However, the use of structural rhyme is not universal even within the European tradition. Much modern poetry avoids traditional rhyme schemes. The earliest surviving evidence of rhyming is the Chinese Shi Jing ca.

Rhyme is also occasionally used in the Bible. For instance, Catullus includes partial rhymes in the poem Cui dono lepidum novum libellum. Also in the 7th century, rhyme was used in the Qur'an. The leonine verse is notable for introducing rhyme into High Medieval literature in the 12th century.

Power of simile

Rejoice, O Judah, and in songs divine With cherubim and seraphim harmonious join. February Celtic languages[ edit ] For Welsh, see cynghanedd Rhyming in the Celtic Languages takes a drastically different course from most other Western rhyming schemes despite strong contact with the Romance and English patterns.

Even today, despite extensive interaction with English and French culture, Celtic rhyme continues to demonstrate native characteristics.A valid e-mail address.

All e-mails from the system will be sent to this address. The e-mail address is not made public and will only be used if you wish to receive a new password or wish to receive certain news or notifications by e-mail.

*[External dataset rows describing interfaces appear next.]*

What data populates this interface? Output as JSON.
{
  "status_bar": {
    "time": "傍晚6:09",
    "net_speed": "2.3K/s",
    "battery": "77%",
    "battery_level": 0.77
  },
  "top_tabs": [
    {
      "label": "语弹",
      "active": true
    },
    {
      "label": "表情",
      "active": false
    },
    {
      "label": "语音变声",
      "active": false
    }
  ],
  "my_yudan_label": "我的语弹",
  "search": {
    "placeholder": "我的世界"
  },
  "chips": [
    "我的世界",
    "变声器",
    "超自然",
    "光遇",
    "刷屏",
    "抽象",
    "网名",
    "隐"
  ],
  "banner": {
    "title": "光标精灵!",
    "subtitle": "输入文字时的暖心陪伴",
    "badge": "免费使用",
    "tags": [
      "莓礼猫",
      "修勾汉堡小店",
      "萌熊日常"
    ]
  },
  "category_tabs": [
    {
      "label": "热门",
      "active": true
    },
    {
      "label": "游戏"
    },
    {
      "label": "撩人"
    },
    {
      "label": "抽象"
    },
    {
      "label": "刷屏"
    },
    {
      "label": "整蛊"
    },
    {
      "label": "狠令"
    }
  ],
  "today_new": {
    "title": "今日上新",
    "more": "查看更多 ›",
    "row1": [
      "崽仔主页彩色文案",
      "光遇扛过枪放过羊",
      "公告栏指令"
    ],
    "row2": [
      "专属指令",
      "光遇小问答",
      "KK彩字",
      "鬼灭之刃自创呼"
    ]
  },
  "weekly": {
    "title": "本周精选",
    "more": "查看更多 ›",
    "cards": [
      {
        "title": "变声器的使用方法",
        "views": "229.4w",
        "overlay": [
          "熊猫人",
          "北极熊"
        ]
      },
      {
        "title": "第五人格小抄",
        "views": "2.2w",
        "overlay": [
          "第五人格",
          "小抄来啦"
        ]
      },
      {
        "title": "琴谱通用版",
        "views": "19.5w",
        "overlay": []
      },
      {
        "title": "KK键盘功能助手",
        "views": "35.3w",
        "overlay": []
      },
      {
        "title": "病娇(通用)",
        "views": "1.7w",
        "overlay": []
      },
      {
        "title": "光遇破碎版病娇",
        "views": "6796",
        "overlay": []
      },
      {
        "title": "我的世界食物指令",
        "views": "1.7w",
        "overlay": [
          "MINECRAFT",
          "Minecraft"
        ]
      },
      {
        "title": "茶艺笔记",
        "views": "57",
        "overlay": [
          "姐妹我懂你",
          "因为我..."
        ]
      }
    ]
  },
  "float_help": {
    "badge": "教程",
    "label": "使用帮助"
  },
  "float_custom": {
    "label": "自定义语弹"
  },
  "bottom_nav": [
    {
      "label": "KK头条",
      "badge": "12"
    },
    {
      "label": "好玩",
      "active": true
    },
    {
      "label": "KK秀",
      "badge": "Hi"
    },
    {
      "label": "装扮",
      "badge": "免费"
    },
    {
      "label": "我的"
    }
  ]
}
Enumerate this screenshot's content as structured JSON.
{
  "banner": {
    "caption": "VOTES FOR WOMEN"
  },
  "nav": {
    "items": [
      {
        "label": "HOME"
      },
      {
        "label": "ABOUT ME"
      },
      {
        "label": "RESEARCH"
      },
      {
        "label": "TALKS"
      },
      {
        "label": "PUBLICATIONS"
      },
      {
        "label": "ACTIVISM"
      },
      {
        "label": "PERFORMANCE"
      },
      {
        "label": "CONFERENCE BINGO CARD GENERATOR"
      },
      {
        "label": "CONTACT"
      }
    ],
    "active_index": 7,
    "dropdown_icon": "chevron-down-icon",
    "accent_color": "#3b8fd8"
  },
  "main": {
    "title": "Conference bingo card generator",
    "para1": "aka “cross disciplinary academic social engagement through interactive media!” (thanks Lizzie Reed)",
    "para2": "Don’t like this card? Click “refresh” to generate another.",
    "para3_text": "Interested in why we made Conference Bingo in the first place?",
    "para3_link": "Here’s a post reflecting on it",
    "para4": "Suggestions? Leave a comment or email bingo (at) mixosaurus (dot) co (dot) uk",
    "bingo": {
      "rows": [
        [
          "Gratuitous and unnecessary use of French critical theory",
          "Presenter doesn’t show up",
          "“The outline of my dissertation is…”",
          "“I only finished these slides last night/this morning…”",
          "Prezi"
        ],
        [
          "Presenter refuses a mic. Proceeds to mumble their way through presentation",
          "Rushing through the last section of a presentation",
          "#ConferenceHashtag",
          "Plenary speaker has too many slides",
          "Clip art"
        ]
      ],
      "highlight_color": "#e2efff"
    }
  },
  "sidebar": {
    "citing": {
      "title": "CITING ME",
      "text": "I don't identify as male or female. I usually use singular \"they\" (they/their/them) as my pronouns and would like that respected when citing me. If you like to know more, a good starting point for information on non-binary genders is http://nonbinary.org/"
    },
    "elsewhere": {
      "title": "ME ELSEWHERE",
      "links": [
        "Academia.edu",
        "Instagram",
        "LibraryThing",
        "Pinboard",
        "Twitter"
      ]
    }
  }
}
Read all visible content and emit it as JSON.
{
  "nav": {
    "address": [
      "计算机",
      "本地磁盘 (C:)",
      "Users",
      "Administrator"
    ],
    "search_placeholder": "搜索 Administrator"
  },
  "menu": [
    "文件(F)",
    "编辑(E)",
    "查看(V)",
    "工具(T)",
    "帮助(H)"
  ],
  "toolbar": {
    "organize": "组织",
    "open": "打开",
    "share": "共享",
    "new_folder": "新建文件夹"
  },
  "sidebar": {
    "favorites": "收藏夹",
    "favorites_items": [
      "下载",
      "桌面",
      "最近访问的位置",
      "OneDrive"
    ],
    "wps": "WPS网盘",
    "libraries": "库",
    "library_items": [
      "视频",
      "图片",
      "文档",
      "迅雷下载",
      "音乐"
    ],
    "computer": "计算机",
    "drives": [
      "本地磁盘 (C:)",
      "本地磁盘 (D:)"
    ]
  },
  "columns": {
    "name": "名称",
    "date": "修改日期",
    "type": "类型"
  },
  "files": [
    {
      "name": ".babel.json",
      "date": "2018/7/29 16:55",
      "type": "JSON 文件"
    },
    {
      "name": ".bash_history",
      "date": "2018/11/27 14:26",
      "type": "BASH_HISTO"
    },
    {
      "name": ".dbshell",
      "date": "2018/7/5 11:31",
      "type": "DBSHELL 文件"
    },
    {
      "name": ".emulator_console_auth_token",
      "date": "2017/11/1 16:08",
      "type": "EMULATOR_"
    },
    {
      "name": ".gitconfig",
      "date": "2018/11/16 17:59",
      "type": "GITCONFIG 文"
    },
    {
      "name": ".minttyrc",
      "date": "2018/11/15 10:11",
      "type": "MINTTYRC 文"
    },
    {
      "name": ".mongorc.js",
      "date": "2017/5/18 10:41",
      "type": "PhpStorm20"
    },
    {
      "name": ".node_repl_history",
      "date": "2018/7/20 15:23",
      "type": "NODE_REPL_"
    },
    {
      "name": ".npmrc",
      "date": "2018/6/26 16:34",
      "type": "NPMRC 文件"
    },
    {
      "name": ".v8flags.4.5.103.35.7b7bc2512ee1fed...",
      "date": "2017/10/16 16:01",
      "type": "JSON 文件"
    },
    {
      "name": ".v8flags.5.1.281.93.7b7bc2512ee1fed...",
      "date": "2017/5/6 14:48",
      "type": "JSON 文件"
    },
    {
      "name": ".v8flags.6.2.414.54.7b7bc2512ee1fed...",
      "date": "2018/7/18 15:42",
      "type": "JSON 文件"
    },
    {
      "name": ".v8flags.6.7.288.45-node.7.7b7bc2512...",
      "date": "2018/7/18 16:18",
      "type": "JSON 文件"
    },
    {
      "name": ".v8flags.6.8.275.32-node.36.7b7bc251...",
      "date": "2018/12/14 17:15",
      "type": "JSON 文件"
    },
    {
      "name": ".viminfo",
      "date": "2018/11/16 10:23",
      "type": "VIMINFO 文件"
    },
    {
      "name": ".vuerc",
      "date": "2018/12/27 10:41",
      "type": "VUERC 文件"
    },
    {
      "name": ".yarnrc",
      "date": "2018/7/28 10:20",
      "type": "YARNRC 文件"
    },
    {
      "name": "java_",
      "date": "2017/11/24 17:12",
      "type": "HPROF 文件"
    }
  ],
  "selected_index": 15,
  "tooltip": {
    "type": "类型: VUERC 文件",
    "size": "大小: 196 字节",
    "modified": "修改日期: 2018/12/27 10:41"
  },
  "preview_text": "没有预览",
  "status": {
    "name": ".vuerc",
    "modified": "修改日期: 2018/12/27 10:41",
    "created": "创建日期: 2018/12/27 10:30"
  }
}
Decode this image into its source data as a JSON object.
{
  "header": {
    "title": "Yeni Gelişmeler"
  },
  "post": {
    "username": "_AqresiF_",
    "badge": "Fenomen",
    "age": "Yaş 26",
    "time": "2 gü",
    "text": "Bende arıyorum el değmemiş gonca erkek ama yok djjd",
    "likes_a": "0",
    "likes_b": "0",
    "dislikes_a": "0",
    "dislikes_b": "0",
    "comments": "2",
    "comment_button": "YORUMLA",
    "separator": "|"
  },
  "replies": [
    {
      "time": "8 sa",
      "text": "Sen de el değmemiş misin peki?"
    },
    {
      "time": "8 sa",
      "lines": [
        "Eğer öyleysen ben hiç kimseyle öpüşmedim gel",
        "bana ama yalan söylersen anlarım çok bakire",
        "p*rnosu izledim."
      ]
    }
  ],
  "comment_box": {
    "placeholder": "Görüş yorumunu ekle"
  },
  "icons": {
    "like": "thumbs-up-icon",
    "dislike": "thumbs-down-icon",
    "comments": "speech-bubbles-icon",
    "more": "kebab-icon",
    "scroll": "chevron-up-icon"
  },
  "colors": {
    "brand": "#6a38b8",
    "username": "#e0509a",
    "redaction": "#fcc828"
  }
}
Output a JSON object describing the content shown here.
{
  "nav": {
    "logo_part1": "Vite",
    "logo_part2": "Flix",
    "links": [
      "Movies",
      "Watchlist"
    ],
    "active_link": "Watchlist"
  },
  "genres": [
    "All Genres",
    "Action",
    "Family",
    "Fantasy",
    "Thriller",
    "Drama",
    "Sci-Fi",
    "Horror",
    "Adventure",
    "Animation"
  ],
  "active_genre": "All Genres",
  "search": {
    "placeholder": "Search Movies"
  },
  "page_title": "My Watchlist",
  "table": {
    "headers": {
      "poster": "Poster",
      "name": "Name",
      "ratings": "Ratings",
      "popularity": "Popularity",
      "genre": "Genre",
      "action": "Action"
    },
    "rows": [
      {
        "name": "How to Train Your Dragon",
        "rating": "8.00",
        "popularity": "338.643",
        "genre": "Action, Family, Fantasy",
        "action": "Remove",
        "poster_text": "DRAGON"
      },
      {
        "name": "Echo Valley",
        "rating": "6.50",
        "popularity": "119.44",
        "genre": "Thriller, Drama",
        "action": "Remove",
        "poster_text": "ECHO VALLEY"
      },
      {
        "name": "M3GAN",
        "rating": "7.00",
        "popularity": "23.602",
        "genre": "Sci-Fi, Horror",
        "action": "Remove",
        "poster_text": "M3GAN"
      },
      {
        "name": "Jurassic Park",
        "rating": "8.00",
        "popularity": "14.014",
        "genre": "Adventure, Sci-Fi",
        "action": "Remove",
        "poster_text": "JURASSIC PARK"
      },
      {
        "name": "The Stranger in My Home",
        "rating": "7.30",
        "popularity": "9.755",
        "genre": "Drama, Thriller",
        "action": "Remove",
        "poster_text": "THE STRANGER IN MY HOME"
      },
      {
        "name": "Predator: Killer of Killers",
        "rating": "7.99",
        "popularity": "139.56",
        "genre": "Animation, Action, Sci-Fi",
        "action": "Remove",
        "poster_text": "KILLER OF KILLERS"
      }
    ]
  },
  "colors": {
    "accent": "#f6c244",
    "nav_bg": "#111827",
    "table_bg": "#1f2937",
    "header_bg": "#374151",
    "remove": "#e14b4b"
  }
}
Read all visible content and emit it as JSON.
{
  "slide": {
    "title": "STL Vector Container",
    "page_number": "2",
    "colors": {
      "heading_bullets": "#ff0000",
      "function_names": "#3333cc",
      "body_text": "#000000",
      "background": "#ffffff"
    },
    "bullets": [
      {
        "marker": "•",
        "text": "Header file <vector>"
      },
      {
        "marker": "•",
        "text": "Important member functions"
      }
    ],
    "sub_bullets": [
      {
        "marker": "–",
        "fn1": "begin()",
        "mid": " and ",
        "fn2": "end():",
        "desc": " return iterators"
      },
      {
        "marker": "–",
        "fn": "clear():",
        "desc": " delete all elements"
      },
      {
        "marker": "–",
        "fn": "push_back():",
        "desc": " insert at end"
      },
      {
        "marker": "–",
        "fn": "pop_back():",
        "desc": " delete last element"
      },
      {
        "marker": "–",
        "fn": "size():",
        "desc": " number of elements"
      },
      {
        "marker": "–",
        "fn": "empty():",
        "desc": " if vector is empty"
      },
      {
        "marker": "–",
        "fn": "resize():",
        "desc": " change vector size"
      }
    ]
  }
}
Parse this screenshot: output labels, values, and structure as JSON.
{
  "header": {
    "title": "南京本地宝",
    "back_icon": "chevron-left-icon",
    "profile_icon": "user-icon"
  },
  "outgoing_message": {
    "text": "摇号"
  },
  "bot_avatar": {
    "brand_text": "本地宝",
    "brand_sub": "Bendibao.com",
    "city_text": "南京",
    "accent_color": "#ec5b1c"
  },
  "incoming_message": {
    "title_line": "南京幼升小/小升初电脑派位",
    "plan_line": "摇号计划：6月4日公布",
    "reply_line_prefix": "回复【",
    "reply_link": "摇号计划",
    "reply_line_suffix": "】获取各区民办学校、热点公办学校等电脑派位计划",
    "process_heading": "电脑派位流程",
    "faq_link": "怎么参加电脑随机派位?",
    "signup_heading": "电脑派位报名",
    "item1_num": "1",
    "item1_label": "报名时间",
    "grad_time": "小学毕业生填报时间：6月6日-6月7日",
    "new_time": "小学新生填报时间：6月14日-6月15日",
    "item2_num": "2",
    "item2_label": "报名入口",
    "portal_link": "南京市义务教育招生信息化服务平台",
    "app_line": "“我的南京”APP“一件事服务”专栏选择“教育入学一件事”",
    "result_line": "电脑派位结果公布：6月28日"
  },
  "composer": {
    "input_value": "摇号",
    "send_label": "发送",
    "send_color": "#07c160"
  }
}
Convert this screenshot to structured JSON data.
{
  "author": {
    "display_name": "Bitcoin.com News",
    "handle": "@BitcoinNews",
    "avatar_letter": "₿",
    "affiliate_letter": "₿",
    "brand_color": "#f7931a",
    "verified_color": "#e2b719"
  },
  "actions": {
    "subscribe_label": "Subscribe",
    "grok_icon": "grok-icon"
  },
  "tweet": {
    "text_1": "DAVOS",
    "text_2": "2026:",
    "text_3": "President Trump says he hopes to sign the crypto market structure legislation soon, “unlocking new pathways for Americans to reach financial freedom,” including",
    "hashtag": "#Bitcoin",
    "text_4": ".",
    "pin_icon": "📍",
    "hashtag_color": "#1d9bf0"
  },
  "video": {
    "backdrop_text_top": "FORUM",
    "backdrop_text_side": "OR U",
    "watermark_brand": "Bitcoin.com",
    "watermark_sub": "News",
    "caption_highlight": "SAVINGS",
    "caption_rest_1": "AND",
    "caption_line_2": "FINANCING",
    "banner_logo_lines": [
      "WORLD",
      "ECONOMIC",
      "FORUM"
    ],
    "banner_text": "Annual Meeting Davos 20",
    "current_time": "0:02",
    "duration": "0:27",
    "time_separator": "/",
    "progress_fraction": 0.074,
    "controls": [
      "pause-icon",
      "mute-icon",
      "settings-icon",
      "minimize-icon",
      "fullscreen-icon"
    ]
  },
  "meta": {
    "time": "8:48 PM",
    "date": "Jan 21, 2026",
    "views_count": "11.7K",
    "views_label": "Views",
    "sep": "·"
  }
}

The power of a simile is easy to understand after taking some time to break down your own reactions to other instances of simile in literature.

Consider how the poet Billy Collins uses a simile in the poem Books: "He moves from paragraph to paragraph / as if touring a house of endless, paneled rooms.". Hidden in million secret files are politicians from more than 50 countries connected to offshore companies in 21 tax havens.

Explore dozens of stories in this interactive feature. Definition, Usage and a list of Simile Examples in common speech and literature.

Power of Simile - New York Essays

A simile is a figure of speech that makes a comparison, showing similarities between two . Definition of Repetition. Repetition consists of repeating a word, phrase, or sentence, and is common in both poetry and attheheels.com is a rhetorical technique to add emphasis, unity, and/or power.

* * * * About William Golding British novelist Born on September 19, , died Studied Science and English at Oxford Fought in Royal Navy during WWII Participated in invasion of Normandy on D-Day At war’s end, returned to teaching and writing Earned the Nobel Prize in Literature The World Golding Knew WWII The fall of France to Nazi Germany in Britain feared an invasion.

Simile Synonyms and 3 Simile Antonyms in Simile Thesaurus